(Stored dataset items)
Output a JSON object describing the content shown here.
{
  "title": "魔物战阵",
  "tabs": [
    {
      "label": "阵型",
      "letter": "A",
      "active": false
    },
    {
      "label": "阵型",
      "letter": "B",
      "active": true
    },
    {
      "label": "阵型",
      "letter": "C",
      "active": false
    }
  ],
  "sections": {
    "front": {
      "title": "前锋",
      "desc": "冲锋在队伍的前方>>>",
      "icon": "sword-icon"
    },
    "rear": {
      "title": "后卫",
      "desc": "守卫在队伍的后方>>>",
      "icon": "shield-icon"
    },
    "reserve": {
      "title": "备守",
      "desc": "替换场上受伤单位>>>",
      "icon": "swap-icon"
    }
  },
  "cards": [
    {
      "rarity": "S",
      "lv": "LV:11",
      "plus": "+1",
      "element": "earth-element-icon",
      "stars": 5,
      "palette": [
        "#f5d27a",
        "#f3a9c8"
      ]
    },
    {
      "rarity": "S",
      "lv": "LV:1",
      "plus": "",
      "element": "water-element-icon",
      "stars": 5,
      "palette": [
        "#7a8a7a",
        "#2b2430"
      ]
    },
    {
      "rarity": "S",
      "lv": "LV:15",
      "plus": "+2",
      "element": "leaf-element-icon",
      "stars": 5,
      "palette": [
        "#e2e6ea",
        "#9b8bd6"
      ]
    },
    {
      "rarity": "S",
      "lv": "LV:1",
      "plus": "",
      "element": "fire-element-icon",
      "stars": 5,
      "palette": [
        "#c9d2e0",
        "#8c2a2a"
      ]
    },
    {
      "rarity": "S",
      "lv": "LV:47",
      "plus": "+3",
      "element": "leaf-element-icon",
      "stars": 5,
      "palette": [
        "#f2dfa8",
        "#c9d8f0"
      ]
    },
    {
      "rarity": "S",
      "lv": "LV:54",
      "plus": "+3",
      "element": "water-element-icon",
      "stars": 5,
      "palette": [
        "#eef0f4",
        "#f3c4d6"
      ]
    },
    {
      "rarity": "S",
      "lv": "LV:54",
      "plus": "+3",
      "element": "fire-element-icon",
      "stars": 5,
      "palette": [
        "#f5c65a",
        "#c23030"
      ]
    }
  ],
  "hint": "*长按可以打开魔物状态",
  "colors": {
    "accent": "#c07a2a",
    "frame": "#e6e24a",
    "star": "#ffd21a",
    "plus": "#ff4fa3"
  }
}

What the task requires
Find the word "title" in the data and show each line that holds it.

Answer space
  "title": "魔物战阵",
      "title": "前锋",
      "title": "后卫",
      "title": "备守",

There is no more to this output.